Stalking these discussions is the spectre of Neil Kinnock’s poll lead over the Conservatives; falsely reassuring, evanescent. Miliband cannot win an election without appealing to those parts of Britain that backed John Major in 1992 despite recession, despite high unemployment – people who were relaxed about the legacy of Tory rule that so many on the Labour side assume to be self-evidently wicked.

The Tories draw much comfort from that. They see Miliband as a Kinnock figure, whose appeal is discernible only to the tribal left. In No 10, they talk about the Labour leader having “failed the blink test” – the instinctive judgement that ordinary voters make about a candidate’s plausibility.

Not everyone around the Prime Minister is convinced and there is rising concern the La­bour threat is underestimated. One senior adviser bemoans “extraordinary levels of compla­cency” about Miliband. “It’s like Macbeth being told he can’t be killed by a man born of a woman and thinking, ‘Right then, I’m immortal.’”

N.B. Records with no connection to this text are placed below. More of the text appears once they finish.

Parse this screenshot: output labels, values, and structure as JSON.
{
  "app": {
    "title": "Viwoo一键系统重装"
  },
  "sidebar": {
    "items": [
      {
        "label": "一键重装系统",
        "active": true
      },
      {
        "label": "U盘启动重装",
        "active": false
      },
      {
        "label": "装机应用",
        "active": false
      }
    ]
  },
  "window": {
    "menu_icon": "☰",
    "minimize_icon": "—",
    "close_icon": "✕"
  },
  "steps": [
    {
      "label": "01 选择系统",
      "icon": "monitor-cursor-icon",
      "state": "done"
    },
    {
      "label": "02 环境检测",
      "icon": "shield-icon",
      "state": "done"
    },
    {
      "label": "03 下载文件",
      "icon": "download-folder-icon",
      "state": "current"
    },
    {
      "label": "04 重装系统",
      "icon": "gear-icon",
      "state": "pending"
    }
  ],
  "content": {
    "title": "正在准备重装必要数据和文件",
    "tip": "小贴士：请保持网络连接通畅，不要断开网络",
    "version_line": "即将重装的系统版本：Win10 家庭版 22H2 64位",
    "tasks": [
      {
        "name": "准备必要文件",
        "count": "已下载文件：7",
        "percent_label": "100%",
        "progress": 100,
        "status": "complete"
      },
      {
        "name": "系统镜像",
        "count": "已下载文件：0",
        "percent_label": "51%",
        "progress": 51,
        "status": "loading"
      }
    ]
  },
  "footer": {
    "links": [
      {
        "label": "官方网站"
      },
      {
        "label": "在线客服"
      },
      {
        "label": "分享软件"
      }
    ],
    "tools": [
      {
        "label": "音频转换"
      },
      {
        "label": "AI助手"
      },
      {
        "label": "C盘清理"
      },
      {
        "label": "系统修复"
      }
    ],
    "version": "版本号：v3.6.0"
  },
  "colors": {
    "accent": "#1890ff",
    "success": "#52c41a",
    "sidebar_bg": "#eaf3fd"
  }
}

There has always been a plan B for keeping Cameron in Downing Street in the event that a Tory majority proves unattainable. It involves prolonging coalition beyond the election. After all, the Lib Dems are wedded to an economic strategy that relies on near-constant assertion of Labour’s unsuitability for government. In theory, that makes it tricky to execute a coalition partner swap before the austerity plan is fulfilled. But the Tories are no longer as certain as they once were that Clegg’s party is locked in for the long haul. Budget negotiations, marked by a frenzy of partisan briefings and leaks, have depleted stores of trust. When asked to speculate on the Lib Dems’ options if parliament remains hung after the next election, one Downing Street insider says: “They are cynical fuckers who will do anything to stay in government.”

Such bitterness, say allies of Clegg, is misplaced. Cameron’s real problem is Conservative backbenchers who have resented coalition from the start and who take rather too much pleasure in seeing the hoity Prime Minister and his toity Chancellor taken down a peg or two. “The last few weeks have exposed what a fragile grasp of their party Cameron and Osborne have,” says one Lib Dem cabinet minister.

War of attrition

It is becoming increasingly difficult for the Prime Minister to manage coalition relations and tend to the bruised egos on his own side, while simultaneously designing a governing strategy that will persuade the country he has a workable plan for national renewal. None of those ends is served by Lords reform – the next monstrous battle about to engulf parliament. Clegg insists on it as a liberal trophy to compensate his party for past sacrifices made on the altar of coalition; Tory MPs despise it as vandalism and crave vengeance against the Lib Dems for their various pestiferous obstructions to more red-blooded Conservatism. Labour cannot decide which it likes more: constitutional upgrades or destabilising the government by siding with Tory rebels. It is the apogee of stalemate politics; gruesome trench warfare over dwindling terrain where no voters dwell.

There is something of the Western Front about the battle between Labour and Conservative forces. (The Lib Dems, like Belgium, are overrun.) The two great powers are warring in a fashion that seems blind to the way the world around them is changing. The era in which they extended their now crumbling electoral empires is passing away. They advance and retreat, snatching tactical victories, but neither has a strategy for breaking through the other’s lines.

Miliband does not know how to turn millions of Tory voters into Labour supporters. Cameron has no new ideas for swaying those millions of people who feel sure, now more than ever, that the Conservatives are not on their side. Both leaders are forced by their fragile mandates to lead with a nervous eye trained on the back ranks looking for hints of mutiny. Neither is celebrated by his own side as a natural winner. And so, for want of any better ideas, the two armies exchange fire with flagging morale. They hurl rhetorical shells and march back and forth in fruitless competition for supremacy in no-man’s-land.

Rafael Behr is political columnist at the Guardian and former political editor of the New Statesman

This article first appeared in the 30 April 2012 issue of the New Statesman, The puppet master